=== Data provided ===
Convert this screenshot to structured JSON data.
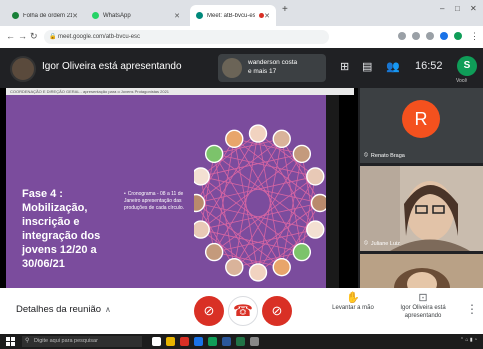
{
  "browser": {
    "tabs": [
      {
        "label": "Folha de ordem 21 - Microsoft...",
        "favicon_color": "#188038",
        "active": false
      },
      {
        "label": "WhatsApp",
        "favicon_color": "#25d366",
        "active": false
      },
      {
        "label": "Meet: atB-bvcu-esc",
        "favicon_color": "#00897b",
        "active": true,
        "recording": true
      }
    ],
    "new_tab": "+",
    "url": "meet.google.com/atb-bvcu-esc",
    "window_controls": [
      "–",
      "□",
      "✕"
    ]
  },
  "meet": {
    "presenter_banner": "Igor Oliveira está apresentando",
    "pinned_tile": {
      "line1": "wanderson costa",
      "line2": "e mais 17"
    },
    "clock": "16:52",
    "you_label": "Você",
    "you_initial": "S",
    "slide_header": "COORDENAÇÃO E DIREÇÃO GERAL - apresentação para o Jovens Protagonistas 2021",
    "slide": {
      "title_lines": [
        "Fase 4 :",
        "Mobilização,",
        "inscrição e",
        "integração dos",
        "jovens 12/20 a",
        "30/06/21"
      ],
      "bullet": "Cronograma - 08 a 11 de Janeiro apresentação das produções de cada círculo."
    },
    "participants": [
      {
        "name": "Renato Braga",
        "initial": "R",
        "avatar_color": "#f4511e"
      },
      {
        "name": "Juliane Luiz",
        "initial": ""
      },
      {
        "name": "",
        "initial": ""
      }
    ],
    "controls": {
      "meeting_details": "Detalhes da reunião",
      "raise_hand": "Levantar a mão",
      "present": "Igor Oliveira está apresentando"
    }
  },
  "taskbar": {
    "search_placeholder": "Digite aqui para pesquisar"
  }
}
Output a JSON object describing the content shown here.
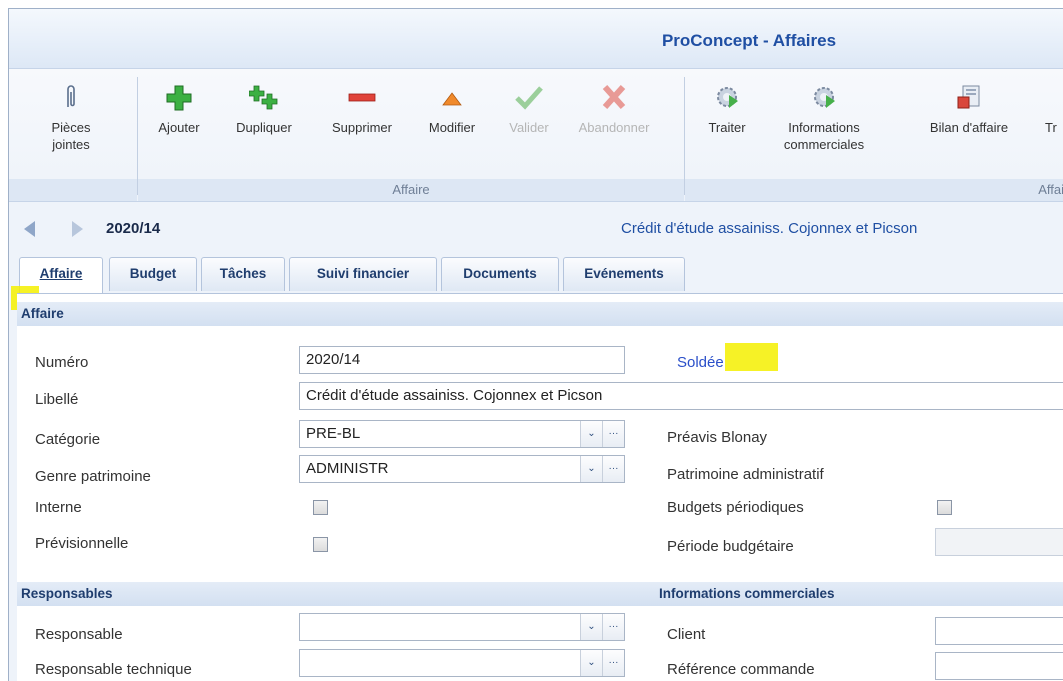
{
  "window": {
    "title": "ProConcept - Affaires"
  },
  "ribbon": {
    "buttons": [
      {
        "label": "Pièces jointes",
        "icon": "paperclip-icon"
      },
      {
        "label": "Ajouter",
        "icon": "plus-icon"
      },
      {
        "label": "Dupliquer",
        "icon": "duplicate-plus-icon"
      },
      {
        "label": "Supprimer",
        "icon": "minus-icon"
      },
      {
        "label": "Modifier",
        "icon": "edit-triangle-icon"
      },
      {
        "label": "Valider",
        "icon": "check-icon",
        "disabled": true
      },
      {
        "label": "Abandonner",
        "icon": "cross-icon",
        "disabled": true
      },
      {
        "label": "Traiter",
        "icon": "gear-play-icon"
      },
      {
        "label": "Informations commerciales",
        "icon": "gear-info-icon"
      },
      {
        "label": "Bilan d'affaire",
        "icon": "report-icon"
      },
      {
        "label": "Tr",
        "icon": "truncated-icon"
      }
    ],
    "groups": [
      {
        "label": "Affaire"
      },
      {
        "label": "Affai"
      }
    ]
  },
  "record": {
    "number": "2020/14",
    "description": "Crédit d'étude assainiss. Cojonnex et Picson"
  },
  "tabs": [
    "Affaire",
    "Budget",
    "Tâches",
    "Suivi financier",
    "Documents",
    "Evénements"
  ],
  "sections": {
    "affaire": "Affaire",
    "responsables": "Responsables",
    "infos_commerciales": "Informations commerciales"
  },
  "form": {
    "numero": {
      "label": "Numéro",
      "value": "2020/14"
    },
    "status": "Soldée",
    "libelle": {
      "label": "Libellé",
      "value": "Crédit d'étude assainiss. Cojonnex et Picson"
    },
    "categorie": {
      "label": "Catégorie",
      "value": "PRE-BL",
      "description": "Préavis Blonay"
    },
    "genre": {
      "label": "Genre patrimoine",
      "value": "ADMINISTR",
      "description": "Patrimoine administratif"
    },
    "interne": {
      "label": "Interne"
    },
    "previsionnelle": {
      "label": "Prévisionnelle"
    },
    "budgets_periodiques": {
      "label": "Budgets périodiques"
    },
    "periode_budgetaire": {
      "label": "Période budgétaire"
    },
    "responsable": {
      "label": "Responsable",
      "value": ""
    },
    "responsable_technique": {
      "label": "Responsable technique",
      "value": ""
    },
    "client": {
      "label": "Client"
    },
    "reference_commande": {
      "label": "Référence commande"
    },
    "combo_arrow": "❯",
    "combo_more": "···"
  },
  "colors": {
    "accent": "#1f4fa3",
    "highlight": "#f4f000",
    "link": "#2a4fc9"
  }
}
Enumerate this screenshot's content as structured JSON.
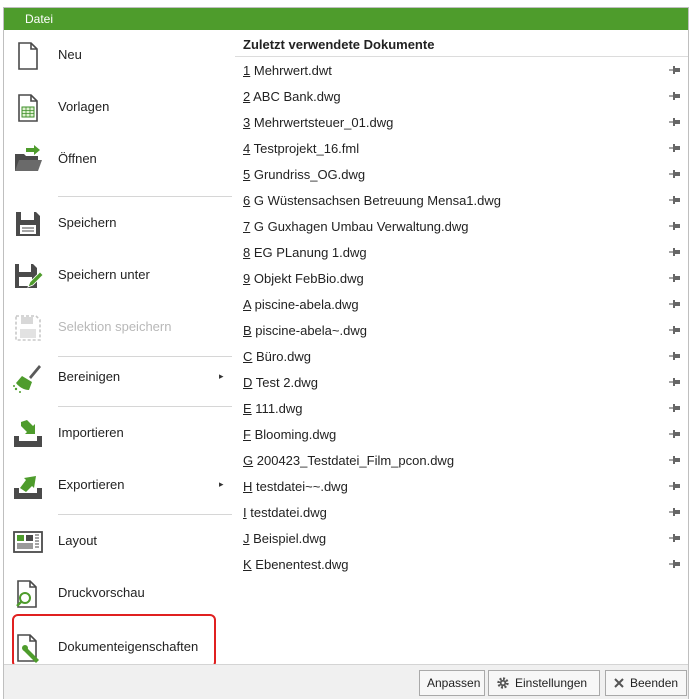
{
  "window": {
    "title": "Datei"
  },
  "menu": {
    "items": [
      {
        "label": "Neu"
      },
      {
        "label": "Vorlagen"
      },
      {
        "label": "Öffnen"
      },
      {
        "label": "Speichern"
      },
      {
        "label": "Speichern unter"
      },
      {
        "label": "Selektion speichern",
        "disabled": true
      },
      {
        "label": "Bereinigen",
        "submenu": true
      },
      {
        "label": "Importieren"
      },
      {
        "label": "Exportieren",
        "submenu": true
      },
      {
        "label": "Layout"
      },
      {
        "label": "Druckvorschau"
      },
      {
        "label": "Dokumenteigenschaften",
        "highlighted": true
      }
    ],
    "submenu_arrow": "▸"
  },
  "recent": {
    "title": "Zuletzt verwendete Dokumente",
    "docs": [
      {
        "key": "1",
        "name": "Mehrwert.dwt"
      },
      {
        "key": "2",
        "name": "ABC Bank.dwg"
      },
      {
        "key": "3",
        "name": "Mehrwertsteuer_01.dwg"
      },
      {
        "key": "4",
        "name": "Testprojekt_16.fml"
      },
      {
        "key": "5",
        "name": "Grundriss_OG.dwg"
      },
      {
        "key": "6",
        "name": "G Wüstensachsen Betreuung Mensa1.dwg"
      },
      {
        "key": "7",
        "name": "G Guxhagen Umbau Verwaltung.dwg"
      },
      {
        "key": "8",
        "name": "EG PLanung 1.dwg"
      },
      {
        "key": "9",
        "name": "Objekt FebBio.dwg"
      },
      {
        "key": "A",
        "name": "piscine-abela.dwg"
      },
      {
        "key": "B",
        "name": "piscine-abela~.dwg"
      },
      {
        "key": "C",
        "name": "Büro.dwg"
      },
      {
        "key": "D",
        "name": "Test 2.dwg"
      },
      {
        "key": "E",
        "name": "111.dwg"
      },
      {
        "key": "F",
        "name": "Blooming.dwg"
      },
      {
        "key": "G",
        "name": "200423_Testdatei_Film_pcon.dwg"
      },
      {
        "key": "H",
        "name": "testdatei~~.dwg"
      },
      {
        "key": "I",
        "name": "testdatei.dwg"
      },
      {
        "key": "J",
        "name": "Beispiel.dwg"
      },
      {
        "key": "K",
        "name": "Ebenentest.dwg"
      }
    ]
  },
  "buttons": {
    "customize": "Anpassen",
    "settings": "Einstellungen",
    "settings_icon": "gear-icon",
    "quit": "Beenden",
    "quit_icon": "x-icon"
  },
  "colors": {
    "titlebar": "#4e9c2c",
    "highlight_border": "#e02020"
  }
}
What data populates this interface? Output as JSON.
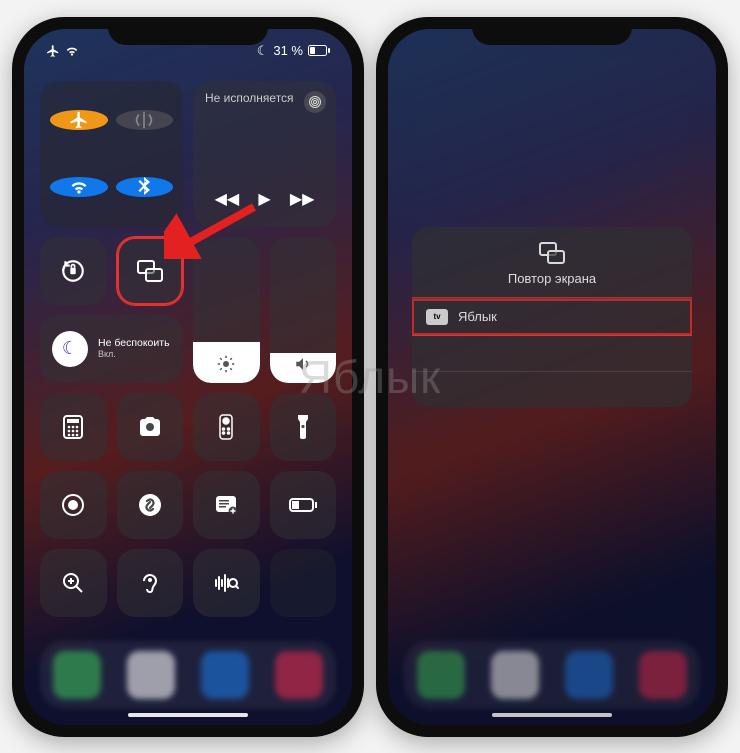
{
  "status": {
    "battery_pct": "31 %"
  },
  "media": {
    "not_playing": "Не исполняется"
  },
  "focus": {
    "title": "Не беспокоить",
    "subtitle": "Вкл."
  },
  "icons": {
    "airplane": "airplane-icon",
    "wifi": "wifi-icon",
    "bluetooth": "bluetooth-icon",
    "antenna": "cellular-icon",
    "lock_rotation": "rotation-lock-icon",
    "screen_mirroring": "screen-mirroring-icon",
    "brightness": "brightness-icon",
    "volume": "volume-icon",
    "calculator": "calculator-icon",
    "camera": "camera-icon",
    "remote": "apple-tv-remote-icon",
    "flashlight": "flashlight-icon",
    "record": "screen-record-icon",
    "shazam": "shazam-icon",
    "notes": "quick-note-icon",
    "low_power": "low-power-icon",
    "magnifier": "magnifier-icon",
    "hearing": "hearing-icon",
    "sound_recognition": "sound-recognition-icon",
    "airplay_corner": "airplay-icon",
    "rewind": "◀◀",
    "play": "▶",
    "forward": "▶▶",
    "moon": "☾"
  },
  "popup": {
    "title": "Повтор экрана",
    "device": "Яблык",
    "device_badge": "tv"
  },
  "watermark": "Яблык"
}
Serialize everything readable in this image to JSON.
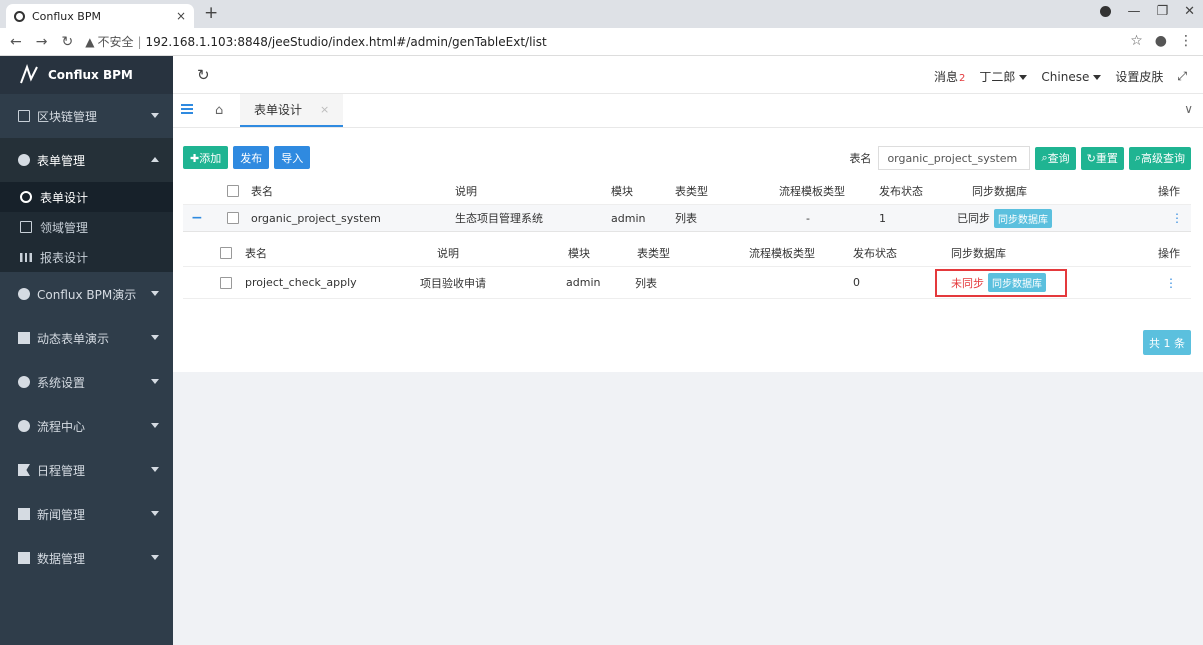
{
  "browser": {
    "tab_title": "Conflux BPM",
    "tab_close": "×",
    "new_tab": "+",
    "insecure": "不安全",
    "url": "192.168.1.103:8848/jeeStudio/index.html#/admin/genTableExt/list"
  },
  "sidebar": {
    "brand": "Conflux BPM",
    "items": [
      {
        "label": "区块链管理"
      },
      {
        "label": "表单管理"
      },
      {
        "label": "Conflux BPM演示"
      },
      {
        "label": "动态表单演示"
      },
      {
        "label": "系统设置"
      },
      {
        "label": "流程中心"
      },
      {
        "label": "日程管理"
      },
      {
        "label": "新闻管理"
      },
      {
        "label": "数据管理"
      }
    ],
    "subitems": [
      {
        "label": "表单设计"
      },
      {
        "label": "领域管理"
      },
      {
        "label": "报表设计"
      }
    ]
  },
  "header": {
    "messages": "消息",
    "messages_count": "2",
    "user": "丁二郎",
    "language": "Chinese",
    "skin": "设置皮肤"
  },
  "pagetabs": {
    "active": "表单设计"
  },
  "toolbar": {
    "add": "✚添加",
    "publish": "发布",
    "import": "导入"
  },
  "search": {
    "label": "表名",
    "value": "organic_project_system",
    "query": "查询",
    "reset": "重置",
    "advanced": "高级查询"
  },
  "table": {
    "headers": [
      "表名",
      "说明",
      "模块",
      "表类型",
      "流程模板类型",
      "发布状态",
      "同步数据库",
      "操作"
    ],
    "main_row": {
      "name": "organic_project_system",
      "desc": "生态项目管理系统",
      "module": "admin",
      "type": "列表",
      "flow": "-",
      "publish": "1",
      "sync_status": "已同步",
      "sync_btn": "同步数据库"
    },
    "sub_headers": [
      "表名",
      "说明",
      "模块",
      "表类型",
      "流程模板类型",
      "发布状态",
      "同步数据库",
      "操作"
    ],
    "sub_row": {
      "name": "project_check_apply",
      "desc": "项目验收申请",
      "module": "admin",
      "type": "列表",
      "publish": "0",
      "sync_status": "未同步",
      "sync_btn": "同步数据库"
    }
  },
  "pager": {
    "total": "共 1 条"
  }
}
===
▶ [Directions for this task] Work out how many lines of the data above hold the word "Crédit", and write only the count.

▶ [Solution to this problem] 2